“The choice between competing theories is arbitrary, since there is no such thing as objective truth.” (Karl Popper, The Open Society and its Enemies, Vol. II (London, 1963), p. 369f.)
Originally, in a slack post in response to the “Cognitive Relativism” reading from Prof. Robb’s unit, I wrote the following (edited for clarity’s sake, as there were a few grammatical nightmares in there):I think there is such a thing as objective truth, in the sense that there is theoretically a way to go about opening a can of beans the “best” way, but until it is known to us the “truth” will remain multi-pronged. By “multi-pronged” I mean that if we were to ever make a breakthrough or have one presented to us by helpful aliens, the truths we held up prior to that breakthrough would not suddenly become falsehoods.
These things would be true up until they are not because the absolute truth/Truth presented overshadows them, but that wouldn’t render them untrue in the past. Before my sister was born, I was an only child, but now I am not. That doesn’t mean that back then I wasn’t an only child. I believe that until these absolute truths are discovered – if they ever are – they can hold no sway over present truths.
There’s a lot here that I didn’t express properly– to the point that it comes off as nonsense. I was deep in the rabbit hole when I wrote this, and having had a bit of time to climb out of it and look back with fresh eyes, I feel that I might now be able to express my thoughts on objective truth more clearly.
In this revision process, I’m comfortable holding on to the first of the two paragraphs above, but I’ll scrap everything from the second but the last sentence: “I believe that until these absolute truths are discovered – if they ever are – they can hold no sway over present truths.” This gets pretty close to what I was trying to convey in that second paragraph. Here are my tidied up thoughts:

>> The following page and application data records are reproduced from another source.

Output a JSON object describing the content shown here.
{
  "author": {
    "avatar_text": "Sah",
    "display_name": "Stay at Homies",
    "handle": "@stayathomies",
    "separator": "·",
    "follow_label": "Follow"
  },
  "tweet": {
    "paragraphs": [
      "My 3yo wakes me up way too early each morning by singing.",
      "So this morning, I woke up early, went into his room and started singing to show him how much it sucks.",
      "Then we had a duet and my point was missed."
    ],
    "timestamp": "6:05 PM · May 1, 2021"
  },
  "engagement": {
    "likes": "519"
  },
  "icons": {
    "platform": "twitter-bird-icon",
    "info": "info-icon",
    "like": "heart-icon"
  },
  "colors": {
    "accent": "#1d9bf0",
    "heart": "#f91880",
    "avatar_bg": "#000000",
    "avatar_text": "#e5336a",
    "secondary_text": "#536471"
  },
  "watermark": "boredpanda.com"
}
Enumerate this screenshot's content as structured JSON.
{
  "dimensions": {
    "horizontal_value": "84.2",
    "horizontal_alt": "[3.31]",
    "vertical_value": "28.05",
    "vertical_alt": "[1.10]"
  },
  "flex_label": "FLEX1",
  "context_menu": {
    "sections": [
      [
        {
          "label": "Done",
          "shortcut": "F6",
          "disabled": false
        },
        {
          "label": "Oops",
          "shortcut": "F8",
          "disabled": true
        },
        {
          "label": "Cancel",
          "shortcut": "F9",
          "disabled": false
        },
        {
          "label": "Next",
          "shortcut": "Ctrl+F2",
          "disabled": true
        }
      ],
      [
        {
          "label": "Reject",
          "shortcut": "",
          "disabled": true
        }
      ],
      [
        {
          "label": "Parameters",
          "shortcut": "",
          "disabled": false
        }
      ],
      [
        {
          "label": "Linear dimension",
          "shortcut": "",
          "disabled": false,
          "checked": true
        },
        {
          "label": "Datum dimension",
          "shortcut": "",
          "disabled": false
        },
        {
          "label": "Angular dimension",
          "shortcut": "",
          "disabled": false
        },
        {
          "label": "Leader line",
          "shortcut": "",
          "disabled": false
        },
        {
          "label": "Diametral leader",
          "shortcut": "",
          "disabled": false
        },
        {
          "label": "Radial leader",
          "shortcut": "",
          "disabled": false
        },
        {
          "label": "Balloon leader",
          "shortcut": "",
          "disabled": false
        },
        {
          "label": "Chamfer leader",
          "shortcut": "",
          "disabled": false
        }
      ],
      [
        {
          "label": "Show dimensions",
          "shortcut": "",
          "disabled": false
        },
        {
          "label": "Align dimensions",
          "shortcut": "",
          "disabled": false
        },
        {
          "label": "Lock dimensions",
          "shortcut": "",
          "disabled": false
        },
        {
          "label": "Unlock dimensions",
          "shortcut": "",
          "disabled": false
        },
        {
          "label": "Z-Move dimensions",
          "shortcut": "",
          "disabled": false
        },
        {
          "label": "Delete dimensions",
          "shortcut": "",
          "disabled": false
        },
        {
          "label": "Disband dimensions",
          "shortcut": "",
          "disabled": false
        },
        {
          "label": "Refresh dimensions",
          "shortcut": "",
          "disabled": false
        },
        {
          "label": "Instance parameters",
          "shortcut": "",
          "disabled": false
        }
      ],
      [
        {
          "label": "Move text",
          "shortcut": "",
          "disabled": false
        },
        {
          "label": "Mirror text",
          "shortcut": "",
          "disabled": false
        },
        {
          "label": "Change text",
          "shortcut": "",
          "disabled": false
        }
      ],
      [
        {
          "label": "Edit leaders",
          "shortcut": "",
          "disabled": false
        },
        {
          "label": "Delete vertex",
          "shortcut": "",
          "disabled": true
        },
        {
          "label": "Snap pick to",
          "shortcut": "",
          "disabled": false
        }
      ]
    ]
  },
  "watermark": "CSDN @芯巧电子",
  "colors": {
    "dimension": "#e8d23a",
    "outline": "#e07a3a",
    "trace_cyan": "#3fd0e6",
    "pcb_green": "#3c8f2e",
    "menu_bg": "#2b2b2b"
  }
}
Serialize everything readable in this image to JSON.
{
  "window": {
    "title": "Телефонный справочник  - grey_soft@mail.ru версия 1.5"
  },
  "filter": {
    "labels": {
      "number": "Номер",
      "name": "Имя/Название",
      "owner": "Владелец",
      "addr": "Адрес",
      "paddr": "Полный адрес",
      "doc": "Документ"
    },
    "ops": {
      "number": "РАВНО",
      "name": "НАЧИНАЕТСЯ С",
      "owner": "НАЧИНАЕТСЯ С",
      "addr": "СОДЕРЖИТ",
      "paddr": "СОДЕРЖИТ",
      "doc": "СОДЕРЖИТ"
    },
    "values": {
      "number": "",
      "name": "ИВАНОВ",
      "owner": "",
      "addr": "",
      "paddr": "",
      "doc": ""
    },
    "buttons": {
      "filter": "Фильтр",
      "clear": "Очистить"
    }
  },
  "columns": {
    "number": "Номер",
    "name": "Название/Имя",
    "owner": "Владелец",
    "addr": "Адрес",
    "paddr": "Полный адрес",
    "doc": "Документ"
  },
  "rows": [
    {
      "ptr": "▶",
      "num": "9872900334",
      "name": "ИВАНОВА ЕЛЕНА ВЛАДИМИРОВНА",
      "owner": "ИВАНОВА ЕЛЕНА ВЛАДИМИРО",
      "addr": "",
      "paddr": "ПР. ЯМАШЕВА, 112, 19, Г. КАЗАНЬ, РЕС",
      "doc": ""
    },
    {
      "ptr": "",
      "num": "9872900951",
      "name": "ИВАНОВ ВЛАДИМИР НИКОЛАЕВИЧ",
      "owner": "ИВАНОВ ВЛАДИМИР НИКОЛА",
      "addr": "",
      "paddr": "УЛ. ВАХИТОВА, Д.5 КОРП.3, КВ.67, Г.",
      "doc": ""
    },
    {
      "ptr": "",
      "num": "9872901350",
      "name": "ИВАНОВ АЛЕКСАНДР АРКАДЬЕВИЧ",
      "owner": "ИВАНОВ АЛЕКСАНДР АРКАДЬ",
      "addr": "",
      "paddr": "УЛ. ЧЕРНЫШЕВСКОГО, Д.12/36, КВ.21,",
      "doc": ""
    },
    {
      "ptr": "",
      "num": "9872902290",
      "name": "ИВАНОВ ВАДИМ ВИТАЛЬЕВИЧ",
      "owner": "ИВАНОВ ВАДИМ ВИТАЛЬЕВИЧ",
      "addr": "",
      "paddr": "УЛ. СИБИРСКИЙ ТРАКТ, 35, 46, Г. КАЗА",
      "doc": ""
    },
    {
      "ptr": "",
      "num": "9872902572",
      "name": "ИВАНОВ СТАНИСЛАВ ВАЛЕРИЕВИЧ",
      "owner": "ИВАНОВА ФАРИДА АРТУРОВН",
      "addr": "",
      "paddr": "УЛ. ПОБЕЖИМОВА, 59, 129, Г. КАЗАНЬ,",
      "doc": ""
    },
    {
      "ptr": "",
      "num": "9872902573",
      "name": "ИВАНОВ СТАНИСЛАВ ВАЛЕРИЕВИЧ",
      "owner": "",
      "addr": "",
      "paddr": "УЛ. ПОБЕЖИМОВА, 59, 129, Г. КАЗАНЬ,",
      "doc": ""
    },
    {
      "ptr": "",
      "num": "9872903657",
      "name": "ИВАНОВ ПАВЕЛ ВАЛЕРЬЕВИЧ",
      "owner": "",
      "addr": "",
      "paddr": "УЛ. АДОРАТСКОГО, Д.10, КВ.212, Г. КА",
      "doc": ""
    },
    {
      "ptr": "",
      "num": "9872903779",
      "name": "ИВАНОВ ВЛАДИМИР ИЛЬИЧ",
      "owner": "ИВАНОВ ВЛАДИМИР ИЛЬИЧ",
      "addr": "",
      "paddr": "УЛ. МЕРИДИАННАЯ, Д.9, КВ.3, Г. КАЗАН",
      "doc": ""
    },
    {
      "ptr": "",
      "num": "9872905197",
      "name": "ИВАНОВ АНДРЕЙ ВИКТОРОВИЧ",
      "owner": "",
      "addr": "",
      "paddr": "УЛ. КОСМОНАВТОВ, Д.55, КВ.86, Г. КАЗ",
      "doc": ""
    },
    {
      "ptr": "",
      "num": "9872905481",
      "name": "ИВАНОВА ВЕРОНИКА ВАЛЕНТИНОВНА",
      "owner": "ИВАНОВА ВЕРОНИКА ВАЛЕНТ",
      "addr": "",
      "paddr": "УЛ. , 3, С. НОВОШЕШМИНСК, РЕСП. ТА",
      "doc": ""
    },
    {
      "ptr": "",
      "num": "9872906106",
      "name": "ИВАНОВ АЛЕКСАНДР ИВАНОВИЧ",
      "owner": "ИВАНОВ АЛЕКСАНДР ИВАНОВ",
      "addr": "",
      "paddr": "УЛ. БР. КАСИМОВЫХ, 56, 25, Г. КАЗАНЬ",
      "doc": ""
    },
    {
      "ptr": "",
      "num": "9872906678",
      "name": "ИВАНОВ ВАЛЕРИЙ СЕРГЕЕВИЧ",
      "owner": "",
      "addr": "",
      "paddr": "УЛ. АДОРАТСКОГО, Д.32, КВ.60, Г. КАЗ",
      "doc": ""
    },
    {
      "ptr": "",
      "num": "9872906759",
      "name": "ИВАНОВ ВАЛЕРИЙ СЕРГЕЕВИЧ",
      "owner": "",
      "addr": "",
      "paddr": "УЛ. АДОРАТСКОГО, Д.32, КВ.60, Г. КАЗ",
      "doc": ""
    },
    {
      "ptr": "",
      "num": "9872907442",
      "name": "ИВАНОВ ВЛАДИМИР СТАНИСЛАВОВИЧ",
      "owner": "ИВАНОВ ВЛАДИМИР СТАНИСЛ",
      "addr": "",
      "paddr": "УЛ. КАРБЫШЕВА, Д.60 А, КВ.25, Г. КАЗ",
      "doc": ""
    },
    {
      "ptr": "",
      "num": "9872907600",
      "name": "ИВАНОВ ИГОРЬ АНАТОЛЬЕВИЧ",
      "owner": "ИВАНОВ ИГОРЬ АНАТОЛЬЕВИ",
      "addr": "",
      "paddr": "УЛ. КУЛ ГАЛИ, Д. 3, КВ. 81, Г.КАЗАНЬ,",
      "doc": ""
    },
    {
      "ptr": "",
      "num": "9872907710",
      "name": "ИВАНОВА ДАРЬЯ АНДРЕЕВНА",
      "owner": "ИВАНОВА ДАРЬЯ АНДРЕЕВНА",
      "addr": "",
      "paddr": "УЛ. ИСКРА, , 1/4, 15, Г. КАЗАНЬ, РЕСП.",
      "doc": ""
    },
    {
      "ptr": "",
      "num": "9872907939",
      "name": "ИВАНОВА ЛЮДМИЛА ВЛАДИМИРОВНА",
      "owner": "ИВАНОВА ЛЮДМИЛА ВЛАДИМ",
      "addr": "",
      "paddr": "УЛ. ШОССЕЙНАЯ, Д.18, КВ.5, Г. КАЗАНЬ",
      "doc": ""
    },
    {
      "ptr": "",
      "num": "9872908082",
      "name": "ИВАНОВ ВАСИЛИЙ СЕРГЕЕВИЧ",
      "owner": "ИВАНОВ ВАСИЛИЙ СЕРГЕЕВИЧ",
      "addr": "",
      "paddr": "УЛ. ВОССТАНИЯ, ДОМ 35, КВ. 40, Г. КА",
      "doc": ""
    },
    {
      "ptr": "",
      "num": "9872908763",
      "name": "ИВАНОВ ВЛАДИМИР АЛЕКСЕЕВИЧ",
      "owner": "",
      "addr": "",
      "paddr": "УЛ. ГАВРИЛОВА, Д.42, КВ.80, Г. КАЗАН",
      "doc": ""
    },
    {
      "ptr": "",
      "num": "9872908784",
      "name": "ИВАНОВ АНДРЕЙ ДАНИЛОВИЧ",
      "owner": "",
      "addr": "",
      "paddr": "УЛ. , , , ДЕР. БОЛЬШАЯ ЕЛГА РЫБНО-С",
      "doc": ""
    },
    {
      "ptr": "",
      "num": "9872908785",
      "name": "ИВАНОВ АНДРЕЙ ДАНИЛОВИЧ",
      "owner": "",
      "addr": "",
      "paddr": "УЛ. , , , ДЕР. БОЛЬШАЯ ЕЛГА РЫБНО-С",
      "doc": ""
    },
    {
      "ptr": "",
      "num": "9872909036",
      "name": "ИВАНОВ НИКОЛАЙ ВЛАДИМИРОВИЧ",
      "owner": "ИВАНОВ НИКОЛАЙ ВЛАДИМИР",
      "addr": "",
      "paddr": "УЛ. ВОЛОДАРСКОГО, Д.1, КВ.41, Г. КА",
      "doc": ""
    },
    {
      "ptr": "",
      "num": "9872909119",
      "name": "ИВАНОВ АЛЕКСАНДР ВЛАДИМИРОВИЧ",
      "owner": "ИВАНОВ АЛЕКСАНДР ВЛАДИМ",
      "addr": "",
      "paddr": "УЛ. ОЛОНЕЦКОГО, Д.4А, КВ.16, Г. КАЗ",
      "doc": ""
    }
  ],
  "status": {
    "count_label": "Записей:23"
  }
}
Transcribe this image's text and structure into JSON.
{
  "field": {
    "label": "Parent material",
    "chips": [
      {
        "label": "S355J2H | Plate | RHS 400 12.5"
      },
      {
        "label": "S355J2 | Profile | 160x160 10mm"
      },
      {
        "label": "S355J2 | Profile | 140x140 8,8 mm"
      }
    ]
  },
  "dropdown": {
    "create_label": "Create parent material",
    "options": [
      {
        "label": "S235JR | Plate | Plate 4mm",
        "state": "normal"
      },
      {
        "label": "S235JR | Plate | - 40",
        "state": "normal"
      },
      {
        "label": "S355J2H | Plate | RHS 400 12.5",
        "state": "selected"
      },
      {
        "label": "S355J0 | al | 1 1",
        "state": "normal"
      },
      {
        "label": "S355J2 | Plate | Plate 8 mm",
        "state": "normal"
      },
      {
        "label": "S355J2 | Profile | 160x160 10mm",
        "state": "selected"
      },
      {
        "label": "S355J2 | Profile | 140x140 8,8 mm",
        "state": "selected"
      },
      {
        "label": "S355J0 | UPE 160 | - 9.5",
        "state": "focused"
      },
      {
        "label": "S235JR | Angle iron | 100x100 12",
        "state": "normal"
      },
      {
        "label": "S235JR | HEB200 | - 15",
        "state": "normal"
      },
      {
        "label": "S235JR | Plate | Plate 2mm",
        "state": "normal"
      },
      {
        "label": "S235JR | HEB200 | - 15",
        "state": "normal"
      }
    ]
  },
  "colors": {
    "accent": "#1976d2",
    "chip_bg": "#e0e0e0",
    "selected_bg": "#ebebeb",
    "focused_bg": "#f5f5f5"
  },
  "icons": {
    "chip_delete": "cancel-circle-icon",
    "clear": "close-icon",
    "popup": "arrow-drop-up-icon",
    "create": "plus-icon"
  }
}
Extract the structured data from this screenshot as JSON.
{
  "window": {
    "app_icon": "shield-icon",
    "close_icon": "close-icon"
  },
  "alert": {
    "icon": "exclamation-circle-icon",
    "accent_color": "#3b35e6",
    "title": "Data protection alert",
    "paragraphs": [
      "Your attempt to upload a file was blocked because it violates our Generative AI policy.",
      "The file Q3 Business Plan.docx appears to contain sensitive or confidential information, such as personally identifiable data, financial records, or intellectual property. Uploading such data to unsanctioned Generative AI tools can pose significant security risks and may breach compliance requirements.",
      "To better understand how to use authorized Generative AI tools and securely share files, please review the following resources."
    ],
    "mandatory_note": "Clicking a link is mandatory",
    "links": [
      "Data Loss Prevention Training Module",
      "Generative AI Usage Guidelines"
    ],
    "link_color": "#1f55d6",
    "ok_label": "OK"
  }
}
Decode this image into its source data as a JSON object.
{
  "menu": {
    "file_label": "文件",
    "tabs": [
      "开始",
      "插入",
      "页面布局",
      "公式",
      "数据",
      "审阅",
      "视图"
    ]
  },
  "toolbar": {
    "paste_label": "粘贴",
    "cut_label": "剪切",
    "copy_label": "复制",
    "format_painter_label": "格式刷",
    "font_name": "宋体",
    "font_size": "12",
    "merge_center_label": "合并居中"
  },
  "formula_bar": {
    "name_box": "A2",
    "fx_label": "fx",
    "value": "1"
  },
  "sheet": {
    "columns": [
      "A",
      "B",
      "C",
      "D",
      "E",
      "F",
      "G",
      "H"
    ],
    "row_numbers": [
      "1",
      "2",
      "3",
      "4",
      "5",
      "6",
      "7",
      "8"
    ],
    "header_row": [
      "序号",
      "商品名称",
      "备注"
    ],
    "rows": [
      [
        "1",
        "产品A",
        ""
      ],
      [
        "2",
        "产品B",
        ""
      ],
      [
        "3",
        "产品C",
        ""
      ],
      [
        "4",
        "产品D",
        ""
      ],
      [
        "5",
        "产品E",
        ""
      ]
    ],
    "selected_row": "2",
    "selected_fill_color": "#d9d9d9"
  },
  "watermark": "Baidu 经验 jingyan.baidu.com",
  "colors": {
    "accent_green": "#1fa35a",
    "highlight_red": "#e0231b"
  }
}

I believe in absolute truth in the same way I believe that of the infinite number of branching paths before me, there is one that will leave me the happiest. And there is next to no way I’ll stumble across that path. In my original post I was ultimately trying to get at the difference between theoretical versus practical belief. Because though I believe in absolute truth, I also believe in the necessity of practical truths– in accepting that I am beyond unlikely to stumble across that “perfect path” or across absolute truth, so to fixate on them would be to neglect the multitudes of truths that make up the present.